Retype all of the data without changing a single word.

[Interface dataset entries]
────────────────────

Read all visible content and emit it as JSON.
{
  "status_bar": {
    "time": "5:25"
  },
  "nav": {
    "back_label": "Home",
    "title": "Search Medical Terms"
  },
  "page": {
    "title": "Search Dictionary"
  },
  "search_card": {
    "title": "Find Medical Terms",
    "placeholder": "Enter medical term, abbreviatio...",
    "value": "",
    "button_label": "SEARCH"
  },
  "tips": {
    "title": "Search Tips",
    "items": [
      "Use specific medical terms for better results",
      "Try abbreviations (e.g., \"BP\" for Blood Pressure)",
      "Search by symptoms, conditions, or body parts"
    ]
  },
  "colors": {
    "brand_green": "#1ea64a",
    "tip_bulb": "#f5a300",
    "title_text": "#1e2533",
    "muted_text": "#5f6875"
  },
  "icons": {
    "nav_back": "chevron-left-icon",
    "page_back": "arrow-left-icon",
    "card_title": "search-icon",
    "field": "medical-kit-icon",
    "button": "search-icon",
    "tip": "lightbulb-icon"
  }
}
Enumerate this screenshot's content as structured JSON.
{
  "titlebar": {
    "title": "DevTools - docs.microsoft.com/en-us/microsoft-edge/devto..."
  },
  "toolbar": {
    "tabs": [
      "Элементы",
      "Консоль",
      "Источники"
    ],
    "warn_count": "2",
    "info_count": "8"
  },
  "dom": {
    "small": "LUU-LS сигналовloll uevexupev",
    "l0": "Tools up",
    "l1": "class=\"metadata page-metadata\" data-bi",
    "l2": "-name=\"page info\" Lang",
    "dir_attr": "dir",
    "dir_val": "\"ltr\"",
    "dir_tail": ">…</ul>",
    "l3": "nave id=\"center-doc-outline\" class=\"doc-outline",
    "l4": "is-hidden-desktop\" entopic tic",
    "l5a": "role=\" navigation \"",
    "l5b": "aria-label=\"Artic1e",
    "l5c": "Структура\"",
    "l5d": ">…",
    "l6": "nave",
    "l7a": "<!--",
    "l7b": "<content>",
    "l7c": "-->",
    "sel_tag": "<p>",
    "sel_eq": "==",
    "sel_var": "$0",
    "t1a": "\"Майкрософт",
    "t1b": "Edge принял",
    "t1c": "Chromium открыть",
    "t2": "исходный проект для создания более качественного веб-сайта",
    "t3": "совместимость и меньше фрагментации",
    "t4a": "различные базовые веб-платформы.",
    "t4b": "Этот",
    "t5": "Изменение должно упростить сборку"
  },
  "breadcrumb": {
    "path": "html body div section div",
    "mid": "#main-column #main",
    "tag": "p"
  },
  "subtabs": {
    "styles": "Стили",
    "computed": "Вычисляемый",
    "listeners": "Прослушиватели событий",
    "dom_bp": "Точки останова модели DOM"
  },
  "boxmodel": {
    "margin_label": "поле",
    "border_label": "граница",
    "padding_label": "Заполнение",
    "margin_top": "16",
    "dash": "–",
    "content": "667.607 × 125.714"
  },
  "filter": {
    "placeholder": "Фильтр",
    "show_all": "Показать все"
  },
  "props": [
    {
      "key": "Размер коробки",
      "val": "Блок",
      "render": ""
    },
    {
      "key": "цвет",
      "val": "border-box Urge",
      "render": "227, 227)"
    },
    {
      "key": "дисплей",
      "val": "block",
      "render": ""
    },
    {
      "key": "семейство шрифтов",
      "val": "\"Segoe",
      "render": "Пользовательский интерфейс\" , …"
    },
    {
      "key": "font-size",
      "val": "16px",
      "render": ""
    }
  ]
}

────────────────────

§ **Final answer**
Read all visible content and emit it as JSON.
{
  "status_bar": {
    "time": "5:25"
  },
  "nav": {
    "back_label": "Home",
    "title": "Search Medical Terms"
  },
  "page": {
    "title": "Search Dictionary"
  },
  "search_card": {
    "title": "Find Medical Terms",
    "placeholder": "Enter medical term, abbreviatio...",
    "value": "",
    "button_label": "SEARCH"
  },
  "tips": {
    "title": "Search Tips",
    "items": [
      "Use specific medical terms for better results",
      "Try abbreviations (e.g., \"BP\" for Blood Pressure)",
      "Search by symptoms, conditions, or body parts"
    ]
  },
  "colors": {
    "brand_green": "#1ea64a",
    "tip_bulb": "#f5a300",
    "title_text": "#1e2533",
    "muted_text": "#5f6875"
  },
  "icons": {
    "nav_back": "chevron-left-icon",
    "page_back": "arrow-left-icon",
    "card_title": "search-icon",
    "field": "medical-kit-icon",
    "button": "search-icon",
    "tip": "lightbulb-icon"
  }
}
Enumerate this screenshot's content as structured JSON.
{
  "titlebar": {
    "title": "DevTools - docs.microsoft.com/en-us/microsoft-edge/devto..."
  },
  "toolbar": {
    "tabs": [
      "Элементы",
      "Консоль",
      "Источники"
    ],
    "warn_count": "2",
    "info_count": "8"
  },
  "dom": {
    "small": "LUU-LS сигналовloll uevexupev",
    "l0": "Tools up",
    "l1": "class=\"metadata page-metadata\" data-bi",
    "l2": "-name=\"page info\" Lang",
    "dir_attr": "dir",
    "dir_val": "\"ltr\"",
    "dir_tail": ">…</ul>",
    "l3": "nave id=\"center-doc-outline\" class=\"doc-outline",
    "l4": "is-hidden-desktop\" entopic tic",
    "l5a": "role=\" navigation \"",
    "l5b": "aria-label=\"Artic1e",
    "l5c": "Структура\"",
    "l5d": ">…",
    "l6": "nave",
    "l7a": "<!--",
    "l7b": "<content>",
    "l7c": "-->",
    "sel_tag": "<p>",
    "sel_eq": "==",
    "sel_var": "$0",
    "t1a": "\"Майкрософт",
    "t1b": "Edge принял",
    "t1c": "Chromium открыть",
    "t2": "исходный проект для создания более качественного веб-сайта",
    "t3": "совместимость и меньше фрагментации",
    "t4a": "различные базовые веб-платформы.",
    "t4b": "Этот",
    "t5": "Изменение должно упростить сборку"
  },
  "breadcrumb": {
    "path": "html body div section div",
    "mid": "#main-column #main",
    "tag": "p"
  },
  "subtabs": {
    "styles": "Стили",
    "computed": "Вычисляемый",
    "listeners": "Прослушиватели событий",
    "dom_bp": "Точки останова модели DOM"
  },
  "boxmodel": {
    "margin_label": "поле",
    "border_label": "граница",
    "padding_label": "Заполнение",
    "margin_top": "16",
    "dash": "–",
    "content": "667.607 × 125.714"
  },
  "filter": {
    "placeholder": "Фильтр",
    "show_all": "Показать все"
  },
  "props": [
    {
      "key": "Размер коробки",
      "val": "Блок",
      "render": ""
    },
    {
      "key": "цвет",
      "val": "border-box Urge",
      "render": "227, 227)"
    },
    {
      "key": "дисплей",
      "val": "block",
      "render": ""
    },
    {
      "key": "семейство шрифтов",
      "val": "\"Segoe",
      "render": "Пользовательский интерфейс\" , …"
    },
    {
      "key": "font-size",
      "val": "16px",
      "render": ""
    }
  ]
}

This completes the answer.